> **INSTRUCTIONS FOR THE TASK**
In the records below, some lines contain the word "trigger". Copy each of them.

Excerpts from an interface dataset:
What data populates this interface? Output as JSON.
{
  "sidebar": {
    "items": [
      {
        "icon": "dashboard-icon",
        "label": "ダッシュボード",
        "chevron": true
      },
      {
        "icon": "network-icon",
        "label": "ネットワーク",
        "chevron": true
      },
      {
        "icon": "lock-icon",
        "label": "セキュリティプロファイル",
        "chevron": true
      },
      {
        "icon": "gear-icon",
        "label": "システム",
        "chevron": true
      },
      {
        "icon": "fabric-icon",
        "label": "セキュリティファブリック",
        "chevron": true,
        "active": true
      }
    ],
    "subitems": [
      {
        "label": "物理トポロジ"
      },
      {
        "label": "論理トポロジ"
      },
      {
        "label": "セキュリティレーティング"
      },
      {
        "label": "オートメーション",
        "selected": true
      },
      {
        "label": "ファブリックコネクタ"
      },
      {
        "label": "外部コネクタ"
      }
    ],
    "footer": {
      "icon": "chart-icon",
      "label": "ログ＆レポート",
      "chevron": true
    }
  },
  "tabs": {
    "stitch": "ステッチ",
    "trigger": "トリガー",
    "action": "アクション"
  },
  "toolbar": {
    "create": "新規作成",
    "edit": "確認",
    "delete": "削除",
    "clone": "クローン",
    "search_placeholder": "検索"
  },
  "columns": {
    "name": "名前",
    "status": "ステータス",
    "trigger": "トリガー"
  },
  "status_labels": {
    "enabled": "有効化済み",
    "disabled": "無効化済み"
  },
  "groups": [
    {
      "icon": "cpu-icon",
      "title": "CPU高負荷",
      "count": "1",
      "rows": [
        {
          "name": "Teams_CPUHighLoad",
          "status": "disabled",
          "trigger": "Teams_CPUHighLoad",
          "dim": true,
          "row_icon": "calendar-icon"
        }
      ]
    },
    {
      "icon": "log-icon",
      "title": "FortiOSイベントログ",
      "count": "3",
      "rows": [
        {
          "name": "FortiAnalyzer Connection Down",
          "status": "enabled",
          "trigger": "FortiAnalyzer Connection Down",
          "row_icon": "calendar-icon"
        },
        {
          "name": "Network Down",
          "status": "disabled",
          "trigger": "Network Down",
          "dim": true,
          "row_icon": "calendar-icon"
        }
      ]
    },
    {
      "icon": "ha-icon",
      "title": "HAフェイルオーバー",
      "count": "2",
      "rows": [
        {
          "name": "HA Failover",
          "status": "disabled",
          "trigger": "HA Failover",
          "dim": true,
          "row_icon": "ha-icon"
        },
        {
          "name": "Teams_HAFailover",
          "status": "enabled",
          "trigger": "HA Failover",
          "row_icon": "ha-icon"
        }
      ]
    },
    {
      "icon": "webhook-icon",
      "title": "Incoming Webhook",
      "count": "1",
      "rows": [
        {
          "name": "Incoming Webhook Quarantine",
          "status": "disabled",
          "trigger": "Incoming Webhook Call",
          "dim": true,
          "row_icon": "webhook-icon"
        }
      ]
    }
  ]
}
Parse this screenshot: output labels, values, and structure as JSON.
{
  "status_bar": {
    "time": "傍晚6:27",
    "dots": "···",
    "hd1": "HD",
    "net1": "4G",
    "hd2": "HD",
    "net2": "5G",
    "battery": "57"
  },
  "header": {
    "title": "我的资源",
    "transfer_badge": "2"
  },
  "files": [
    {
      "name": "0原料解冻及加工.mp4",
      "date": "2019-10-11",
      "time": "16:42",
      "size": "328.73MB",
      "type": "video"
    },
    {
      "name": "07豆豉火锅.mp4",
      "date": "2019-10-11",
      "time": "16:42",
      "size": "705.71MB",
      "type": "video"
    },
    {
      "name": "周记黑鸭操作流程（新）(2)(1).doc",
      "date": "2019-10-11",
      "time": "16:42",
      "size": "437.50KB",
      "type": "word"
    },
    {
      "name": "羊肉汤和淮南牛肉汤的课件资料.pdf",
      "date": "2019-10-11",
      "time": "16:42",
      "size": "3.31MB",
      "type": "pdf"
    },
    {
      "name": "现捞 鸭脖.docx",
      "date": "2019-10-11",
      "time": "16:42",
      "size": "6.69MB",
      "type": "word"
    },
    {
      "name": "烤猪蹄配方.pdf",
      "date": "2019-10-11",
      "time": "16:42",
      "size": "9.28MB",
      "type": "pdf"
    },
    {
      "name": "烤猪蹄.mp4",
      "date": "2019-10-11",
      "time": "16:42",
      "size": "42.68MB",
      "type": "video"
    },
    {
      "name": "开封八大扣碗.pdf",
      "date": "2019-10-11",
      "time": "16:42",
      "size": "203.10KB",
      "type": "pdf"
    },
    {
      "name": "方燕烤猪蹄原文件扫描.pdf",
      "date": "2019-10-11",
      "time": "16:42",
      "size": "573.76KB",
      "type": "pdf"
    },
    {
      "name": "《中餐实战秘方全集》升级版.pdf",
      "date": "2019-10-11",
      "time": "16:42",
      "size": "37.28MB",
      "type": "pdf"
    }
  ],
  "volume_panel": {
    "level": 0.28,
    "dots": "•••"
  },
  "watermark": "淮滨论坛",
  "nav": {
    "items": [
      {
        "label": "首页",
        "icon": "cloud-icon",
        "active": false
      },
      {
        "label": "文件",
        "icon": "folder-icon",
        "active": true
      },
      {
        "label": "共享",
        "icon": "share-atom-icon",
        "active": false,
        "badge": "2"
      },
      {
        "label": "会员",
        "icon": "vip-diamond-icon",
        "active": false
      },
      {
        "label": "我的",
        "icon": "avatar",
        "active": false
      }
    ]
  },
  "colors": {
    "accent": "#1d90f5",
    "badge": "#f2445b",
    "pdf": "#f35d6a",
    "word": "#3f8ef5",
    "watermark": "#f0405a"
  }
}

> **TASK OUTPUT**
    "trigger": "トリガー",
    "trigger": "トリガー"
          "trigger": "Teams_CPUHighLoad",
          "trigger": "FortiAnalyzer Connection Down",
          "trigger": "Network Down",
          "trigger": "HA Failover",
          "trigger": "HA Failover",
          "trigger": "Incoming Webhook Call",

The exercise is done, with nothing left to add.